Colonel Jordan Bovell’s Regiment of Horse

Active1646
CountryEngland
AllegianceRoyalist
ConflictsFirst Civil War
TypeHorse
ColonelJordan Bovell
Area Raised
Flag Colour
Flag Design
Field ArmiesHopton 1646

Royalist horse that surrendered at Truro in 1646

Service History

1644

1645

  • October: Skirmish at Axminster?
  • November: Stormed at Axminster?

1646

  • March 1646: Surrender at Truro

Notes

Flags and Equipment

Notable Officers

Jordan Bovell

Perhaps the Colonel Boville who took over Lord Belasyse’s Regiment of Horse

Jordan Bovell Listed under Bovell in I.O. Captain William Davis I.O Suffolk Cornet John Hunt. I.O. Southam. Quartermaster William Pile I.o. Southam. E.303.28 Perfect Passages of each days proceedings in Parliament Wednesday 24. September to Wednesday 1 October 1645. But I cannot omit two letters of Lieutenant Colonell Bovell,the Governor of Lacock,sent in answer to the first and last Summons,which speake the man to be in a panick feare. For the General Sir Thomas Fairfax,or the Commander in chiefe of the forces before me. Sir I confess my reason (you being wholly possest of the Country) I cannot defend this place to a continuance,but must resolve (to my utmost) to give the King my master a handsome account of his trust to me; I therefore desire (if you please to admit it) a parley,that it may discharge me with honour: two Captaines shall be sent unto you,the like sent in hither for Hostages: And if the greatness of your power deny this,I can die handsomely,and by that add more to your trophees,than can a slavish yeelding to your fetters; from Sir Your humble servant Jordan Bovell Lacock, 23. September 1645.

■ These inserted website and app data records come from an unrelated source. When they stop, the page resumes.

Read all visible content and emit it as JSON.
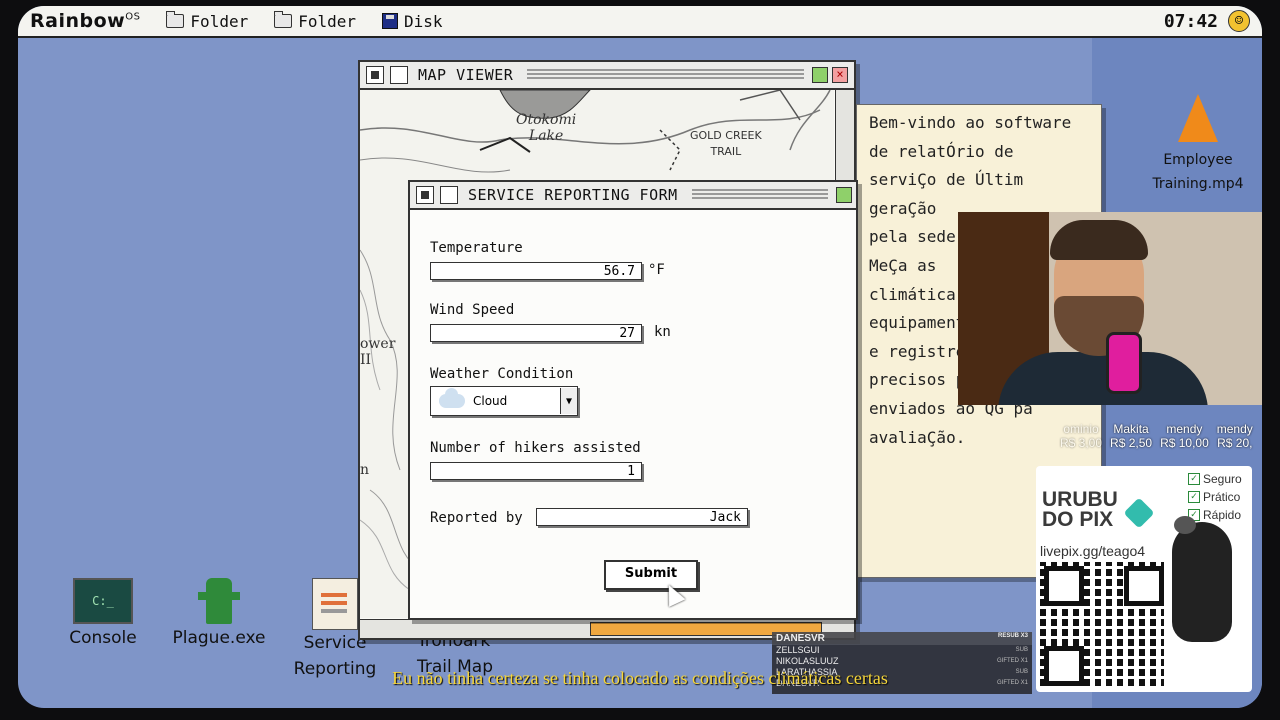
{
  "menubar": {
    "logo": "Rainbow",
    "logo_sup": "OS",
    "items": [
      {
        "label": "Folder",
        "icon": "folder-icon"
      },
      {
        "label": "Folder",
        "icon": "folder-icon"
      },
      {
        "label": "Disk",
        "icon": "disk-icon"
      }
    ],
    "clock": "07:42"
  },
  "map_window": {
    "title": "MAP VIEWER",
    "labels": {
      "lake": "Otokomi\nLake",
      "trail": "GOLD CREEK\nTRAIL",
      "tower": "ower\nII",
      "n": "n"
    }
  },
  "form_window": {
    "title": "SERVICE REPORTING FORM",
    "temperature": {
      "label": "Temperature",
      "value": "56.7",
      "unit": "°F"
    },
    "wind": {
      "label": "Wind Speed",
      "value": "27",
      "unit": "kn"
    },
    "weather": {
      "label": "Weather Condition",
      "value": "Cloud"
    },
    "hikers": {
      "label": "Number of hikers assisted",
      "value": "1"
    },
    "reporter": {
      "label": "Reported by",
      "value": "Jack"
    },
    "submit": "Submit"
  },
  "note": {
    "lines": [
      "Bem-vindo ao software",
      "de relatÓrio de",
      "serviÇo de Últim",
      "geraÇão",
      "pela sede",
      "MeÇa as",
      "climática",
      "equipamento fornecido",
      "e registre dados",
      "precisos para sere",
      "enviados ao QG pa",
      "avaliaÇão."
    ]
  },
  "desktop_icons": [
    {
      "label": "Console",
      "icon": "console-icon"
    },
    {
      "label": "Plague.exe",
      "icon": "hydrant-icon"
    },
    {
      "label": "Service\nReporting",
      "icon": "document-icon"
    },
    {
      "label": "Ironoark\nTrail Map",
      "icon": "map-icon"
    },
    {
      "label": "Employee\nTraining.mp4",
      "icon": "traffic-cone-icon"
    }
  ],
  "donors": [
    {
      "name": "ominio",
      "amount": "R$ 3,00"
    },
    {
      "name": "Makita",
      "amount": "R$ 2,50"
    },
    {
      "name": "mendy",
      "amount": "R$ 10,00"
    },
    {
      "name": "mendy",
      "amount": "R$ 20,"
    }
  ],
  "urubu": {
    "title_line1": "URUBU",
    "title_line2": "DO PIX",
    "checks": [
      "Seguro",
      "Prático",
      "Rápido"
    ],
    "url": "livepix.gg/teago4"
  },
  "chat": {
    "header": "DANESVR",
    "header_tag": "RESUB X3",
    "rows": [
      {
        "name": "ZELLSGUI",
        "tag": "SUB"
      },
      {
        "name": "NIKOLASLUUZ",
        "tag": "GIFTED X1"
      },
      {
        "name": "LARATHASSIA",
        "tag": "SUB"
      },
      {
        "name": "DANESVR",
        "tag": "GIFTED X1"
      }
    ]
  },
  "subtitle": "Eu não tinha certeza se tinha colocado as condições climáticas certas",
  "colors": {
    "desktop": "#7f95c8",
    "accent_scroll": "#f0a840",
    "subtitle": "#f6d63a"
  }
}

To the Commander in chiefe before me Sir,I engeneously acknowledge,many of my soldiers have deserted me,and by that lessened my hopes of accompt to his Majesty.I doubt not but yoou are tender of a soldiers reputation; my numbers are not great,nor will the allowance of armes to those few (divers of which are Gentlemen) prejudice you,nut infinitely add to your honour,and gain more upon sweet conditions,than your refusall or power can fasten upon them.And if you cannot allow that honour to all,exempt myself only,and give it the rest: it will speak you as noble as gallant,and save much bloud,besides the ingagement of Sir,your humble servant, Jordan Bovell Lacock,23. September 1645 “The True Informer”, number 23, September 27 1645 reads:

“Lacock House in Wiltshire is surrendered to Colonel Devereux, Governor of Malmesbury, his forces and other forces before it; and the Governor and soldiers therein are marched forth and our forces in possession of it, with all the arms and ammunition therein. The conditions of the surrender were to this effect:

1. That the Governor, Officers and Soldiers shall march forth with their arms to a garrison of the enemies.

2. That the House, with all the arms, ammunition and provisions in it be surrendered to the Parliament forces.”

Strength

Perhaps a single troop

See Also